Xi says China won’t seek to ‘decouple,’ pledges to cut tariffs
Chinese President Xi Jinping signaled Thursday the world’s second largest economy will continue to work with other countries, including the U.S.
Trade tensions between China and the U.S. have escalated in the last two years. While the two countries reached a “phase one” trade agreement in January, their differences have spilled over into the technology and finance space, creating concerns of the two countries “decoupling.”
The term refers to a separation, rather than integration, of the world’s two largest economies in areas ranging from trade to technology.
“We will definitely not go down a path of historical reversal, will not seek to ‘decouple’ or create closed and exclusive ‘small circles,’“ Xi said Thursday, according to a CNBC translation of his remarks published in Chinese state media. He was speaking via video at the Asia-Pacific Economic Cooperation CEO Dialogues, a virtual gathering of government and business leaders.
Xi also said China would cut tariffs and sign more free trade agreements, according to state media. He did not specifically mention the U.S. by name.
China and the U.S. have levied tariffs on billions of dollars’ worth of goods from the other’s country as trade tensions grew under the leadership of U.S. President Donald Trump.
It’s unclear whether President-elect Joe Biden would roll back tariffs, but analysts have said the U.S. will likely continue to take a tough stance on Beijing under the new administration.
Xi’s speech on Thursday came after China signed a massive trade deal with 14 other countries in Asia-Pacific over the weekend.

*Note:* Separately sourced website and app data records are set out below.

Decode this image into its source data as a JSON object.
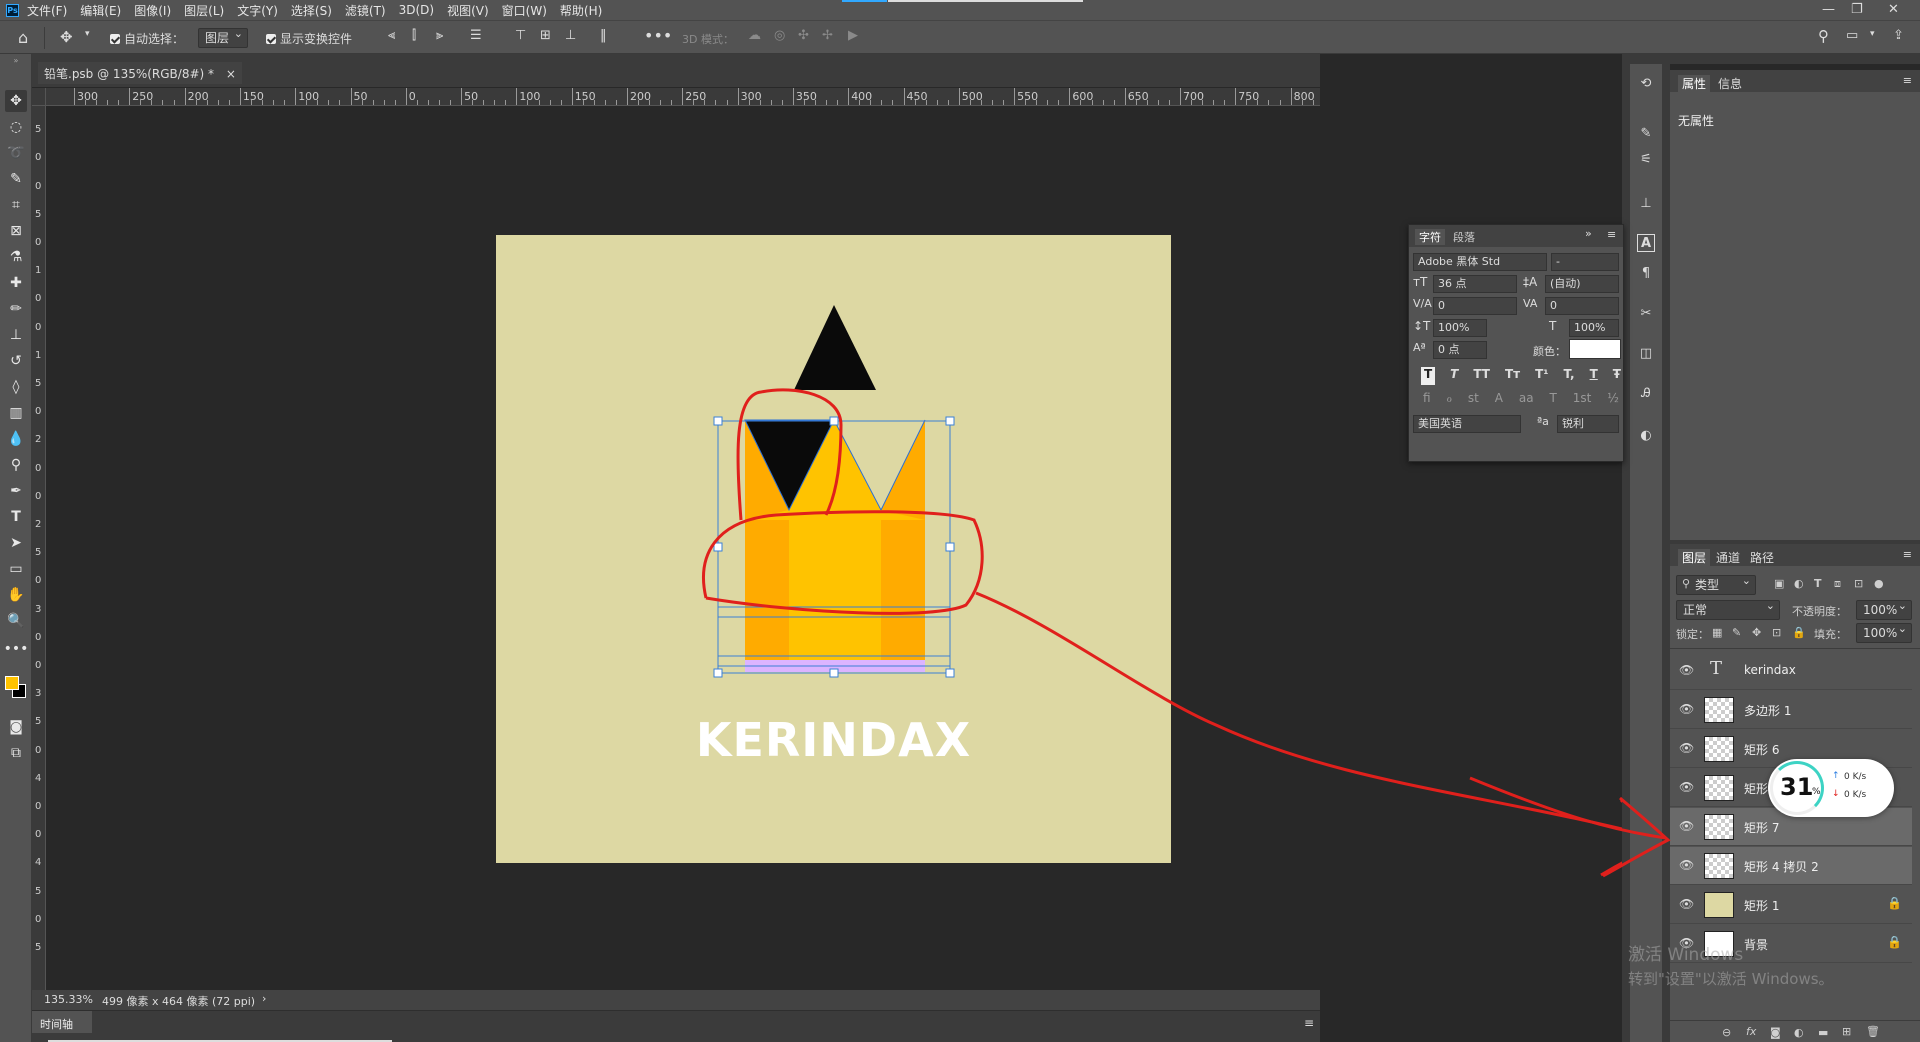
{
  "app": {
    "logo": "Ps"
  },
  "menu": [
    "文件(F)",
    "编辑(E)",
    "图像(I)",
    "图层(L)",
    "文字(Y)",
    "选择(S)",
    "滤镜(T)",
    "3D(D)",
    "视图(V)",
    "窗口(W)",
    "帮助(H)"
  ],
  "window_controls": {
    "minimize": "—",
    "restore": "❐",
    "close": "✕"
  },
  "options": {
    "auto_select_label": "自动选择：",
    "auto_select_value": "图层",
    "show_transform_label": "显示变换控件",
    "mode_3d_label": "3D 模式："
  },
  "document": {
    "tab_title": "铅笔.psb @ 135%(RGB/8#) *",
    "close": "×"
  },
  "ruler": {
    "h_labels": [
      "300",
      "250",
      "200",
      "150",
      "100",
      "50",
      "0",
      "50",
      "100",
      "150",
      "200",
      "250",
      "300",
      "350",
      "400",
      "450",
      "500",
      "550",
      "600",
      "650",
      "700",
      "750",
      "800"
    ],
    "v_labels": [
      "1",
      "5",
      "0",
      "0",
      "5",
      "0",
      "1",
      "0",
      "0",
      "1",
      "5",
      "0",
      "2",
      "0",
      "0",
      "2",
      "5",
      "0",
      "3",
      "0",
      "0",
      "3",
      "5",
      "0",
      "4",
      "0",
      "0",
      "4",
      "5",
      "0",
      "5"
    ]
  },
  "canvas": {
    "text": "KERINDAX",
    "bg_color": "#ddd8a3",
    "accent_yellow": "#ffc300",
    "accent_orange": "#ffab00",
    "selection_purple": "#dcb4ff",
    "annotation_red": "#e0201c"
  },
  "status": {
    "zoom": "135.33%",
    "doc_info": "499 像素 x 464 像素 (72 ppi)",
    "arrow": "›"
  },
  "timeline": {
    "label": "时间轴"
  },
  "properties_panel": {
    "tabs": [
      "属性",
      "信息"
    ],
    "content": "无属性"
  },
  "character_panel": {
    "tabs": [
      "字符",
      "段落"
    ],
    "font_family": "Adobe 黑体 Std",
    "font_style": "-",
    "font_size": "36 点",
    "leading": "(自动)",
    "kerning": "0",
    "tracking": "0",
    "vscale": "100%",
    "hscale": "100%",
    "baseline": "0 点",
    "color_label": "颜色：",
    "style_buttons": [
      "T",
      "T",
      "TT",
      "Tт",
      "T¹",
      "T,",
      "T",
      "Ŧ"
    ],
    "opentype_buttons": [
      "ﬁ",
      "ℴ",
      "st",
      "A",
      "aa",
      "T",
      "1st",
      "½"
    ],
    "language": "美国英语",
    "aa_label": "ªa",
    "antialias": "锐利"
  },
  "layers_panel": {
    "tabs": [
      "图层",
      "通道",
      "路径"
    ],
    "filter_label": "类型",
    "blend_mode": "正常",
    "opacity_label": "不透明度：",
    "opacity_value": "100%",
    "lock_label": "锁定：",
    "fill_label": "填充：",
    "fill_value": "100%",
    "layers": [
      {
        "name": "kerindax",
        "type": "text",
        "selected": false,
        "locked": false
      },
      {
        "name": "多边形 1",
        "type": "shape",
        "selected": false,
        "locked": false
      },
      {
        "name": "矩形 6",
        "type": "shape",
        "selected": false,
        "locked": false
      },
      {
        "name": "矩形",
        "type": "shape",
        "selected": false,
        "locked": false
      },
      {
        "name": "矩形 7",
        "type": "shape",
        "selected": true,
        "locked": false
      },
      {
        "name": "矩形 4 拷贝 2",
        "type": "shape",
        "selected": true,
        "locked": false
      },
      {
        "name": "矩形 1",
        "type": "shape",
        "selected": false,
        "locked": true
      },
      {
        "name": "背景",
        "type": "background",
        "selected": false,
        "locked": true
      }
    ],
    "footer_icons": [
      "link-icon",
      "fx-icon",
      "mask-icon",
      "adjustment-icon",
      "folder-icon",
      "new-layer-icon",
      "trash-icon"
    ]
  },
  "network_widget": {
    "percent": "31",
    "percent_sign": "%",
    "up": "0 K/s",
    "down": "0 K/s"
  },
  "watermark": {
    "line1": "激活 Windows",
    "line2": "转到\"设置\"以激活 Windows。"
  }
}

The pact — which does not include the U.S. — is the world’s largest trade deal to date, covering just under a third of the global population at around 30%.
The Regional Comprehensive Economic Partnership (RCEP) was also signed by Japan, South Korea, Australia and New Zealand, and the 10 Association of Southeast Asian Nations.

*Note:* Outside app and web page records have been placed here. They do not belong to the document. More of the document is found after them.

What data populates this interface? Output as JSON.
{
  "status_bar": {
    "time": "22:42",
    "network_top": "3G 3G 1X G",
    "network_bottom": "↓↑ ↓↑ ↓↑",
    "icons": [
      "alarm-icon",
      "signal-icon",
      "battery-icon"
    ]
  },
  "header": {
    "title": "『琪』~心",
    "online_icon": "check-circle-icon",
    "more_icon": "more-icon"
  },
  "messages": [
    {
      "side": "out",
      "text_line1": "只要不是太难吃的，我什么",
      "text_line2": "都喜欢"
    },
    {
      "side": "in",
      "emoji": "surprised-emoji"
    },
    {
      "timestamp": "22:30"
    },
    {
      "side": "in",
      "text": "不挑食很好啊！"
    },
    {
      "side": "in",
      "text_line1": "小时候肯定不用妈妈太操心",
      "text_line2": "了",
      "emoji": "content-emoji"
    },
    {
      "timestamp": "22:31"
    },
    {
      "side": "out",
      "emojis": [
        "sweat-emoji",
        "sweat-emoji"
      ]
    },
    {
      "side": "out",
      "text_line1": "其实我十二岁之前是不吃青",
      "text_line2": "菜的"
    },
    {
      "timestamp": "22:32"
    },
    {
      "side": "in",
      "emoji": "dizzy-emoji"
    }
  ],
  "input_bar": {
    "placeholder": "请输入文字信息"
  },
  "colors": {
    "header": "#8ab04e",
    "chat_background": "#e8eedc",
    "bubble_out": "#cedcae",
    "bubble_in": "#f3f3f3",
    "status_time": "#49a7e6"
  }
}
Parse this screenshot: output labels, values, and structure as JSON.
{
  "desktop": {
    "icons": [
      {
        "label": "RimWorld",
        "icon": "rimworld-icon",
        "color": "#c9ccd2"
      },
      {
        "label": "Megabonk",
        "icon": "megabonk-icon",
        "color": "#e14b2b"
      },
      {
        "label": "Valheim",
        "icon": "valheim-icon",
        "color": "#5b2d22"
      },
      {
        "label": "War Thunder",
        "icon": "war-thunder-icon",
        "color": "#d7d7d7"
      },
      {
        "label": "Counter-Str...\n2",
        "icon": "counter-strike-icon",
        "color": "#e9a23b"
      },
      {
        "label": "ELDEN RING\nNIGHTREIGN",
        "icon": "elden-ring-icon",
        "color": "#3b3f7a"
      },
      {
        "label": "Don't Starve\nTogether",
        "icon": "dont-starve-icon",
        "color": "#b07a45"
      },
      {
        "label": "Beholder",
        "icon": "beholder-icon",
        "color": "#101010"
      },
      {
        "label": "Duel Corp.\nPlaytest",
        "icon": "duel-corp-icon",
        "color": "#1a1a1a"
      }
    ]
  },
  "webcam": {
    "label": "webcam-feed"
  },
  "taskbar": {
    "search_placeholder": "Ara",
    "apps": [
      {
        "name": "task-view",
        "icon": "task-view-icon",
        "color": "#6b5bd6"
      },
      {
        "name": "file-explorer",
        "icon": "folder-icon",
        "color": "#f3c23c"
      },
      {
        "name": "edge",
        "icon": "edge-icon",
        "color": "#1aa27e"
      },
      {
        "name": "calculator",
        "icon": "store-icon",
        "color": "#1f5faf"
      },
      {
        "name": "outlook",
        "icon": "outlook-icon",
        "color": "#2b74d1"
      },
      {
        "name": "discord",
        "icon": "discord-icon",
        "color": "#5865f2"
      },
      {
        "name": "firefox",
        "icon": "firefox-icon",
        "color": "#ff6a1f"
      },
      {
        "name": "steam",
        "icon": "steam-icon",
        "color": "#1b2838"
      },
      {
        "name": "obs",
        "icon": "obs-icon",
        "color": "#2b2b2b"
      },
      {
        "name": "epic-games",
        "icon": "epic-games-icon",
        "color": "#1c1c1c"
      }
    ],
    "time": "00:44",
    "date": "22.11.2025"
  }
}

ASEAN countries include Singapore, Vietnam and the Philippines. This year, amid the coronavirus pandemic and trade tensions, the region replaced the U.S. and EU as China’s largest trading partner, Morgan Stanley analysts pointed out in a note Wednesday.

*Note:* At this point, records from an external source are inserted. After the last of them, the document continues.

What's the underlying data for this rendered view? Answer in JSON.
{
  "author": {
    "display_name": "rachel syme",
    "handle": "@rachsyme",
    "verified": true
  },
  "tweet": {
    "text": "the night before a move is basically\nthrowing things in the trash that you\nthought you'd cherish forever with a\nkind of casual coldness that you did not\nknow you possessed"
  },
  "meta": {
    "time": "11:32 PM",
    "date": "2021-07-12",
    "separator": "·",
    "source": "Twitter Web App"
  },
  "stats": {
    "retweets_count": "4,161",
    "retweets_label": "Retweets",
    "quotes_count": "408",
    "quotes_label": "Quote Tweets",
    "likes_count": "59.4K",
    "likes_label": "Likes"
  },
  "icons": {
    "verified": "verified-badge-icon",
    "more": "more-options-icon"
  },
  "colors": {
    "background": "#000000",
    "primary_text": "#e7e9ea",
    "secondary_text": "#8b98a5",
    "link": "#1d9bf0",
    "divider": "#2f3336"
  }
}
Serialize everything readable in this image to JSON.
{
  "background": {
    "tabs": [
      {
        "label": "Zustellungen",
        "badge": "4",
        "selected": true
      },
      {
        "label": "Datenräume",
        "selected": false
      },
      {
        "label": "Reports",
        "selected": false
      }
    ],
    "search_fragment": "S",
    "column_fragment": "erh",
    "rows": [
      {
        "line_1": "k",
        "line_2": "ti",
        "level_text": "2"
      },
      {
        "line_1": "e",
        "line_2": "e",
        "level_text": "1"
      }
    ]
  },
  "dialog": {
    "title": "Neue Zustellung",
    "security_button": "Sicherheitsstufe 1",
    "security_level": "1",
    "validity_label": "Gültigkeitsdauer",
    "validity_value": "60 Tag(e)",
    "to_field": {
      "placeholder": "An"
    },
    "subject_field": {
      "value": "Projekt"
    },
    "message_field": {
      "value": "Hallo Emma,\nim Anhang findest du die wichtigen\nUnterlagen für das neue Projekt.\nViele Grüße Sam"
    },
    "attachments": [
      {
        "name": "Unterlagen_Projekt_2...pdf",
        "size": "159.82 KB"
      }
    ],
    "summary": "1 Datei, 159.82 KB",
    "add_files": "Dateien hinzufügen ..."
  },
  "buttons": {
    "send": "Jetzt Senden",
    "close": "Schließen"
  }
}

The EU and China have been working on their own investment agreement, although slow progress on the negotiations have dimmed hopes of a deal by year’s end. However, in a speech in early November, Xi said China would work for RCEP’s early signing and “speed up” negotiations on China-EU trade, as well as a China-Japan-ROK (Republic of Korea) free trade agreement.
Maintaining good business relations with other countries is important for China, even as it has grown into an economic powerhouse. Analysts have said a Biden administration would likely allow the U.S. to work with its allies on a more cohesive strategy against China, versus Trump’s more nationalistic approach.
In addition, exports still account for a significant portion of China’s economy, despite authorities’ efforts to boost the role of domestic consumption.
The Chinese government has also encouraged foreign direct investment, which helps create jobs and generate local revenue. For their part, multinational corporations have been interested in the Chinese market for its massive size and speed of growth.
While foreign businesses complain of policies that can give domestic players preferential treatment, Beijing has maintained it will allow greater access to the Chinese market — at its own pace.
“I would like to reiterate, China will not waver in its determination to open up, and the big door for opening up will only open wider and wider,” Xi said in his speech Thursday.
“We will continue to push for the liberalization and increased convenience of trade and investment, negotiate and sign high-standard free trade agreements with more countries,” he said. Xi added his country will actively participate in multilateral and bilateral trade and cooperation, and “create an open economy of higher quality.”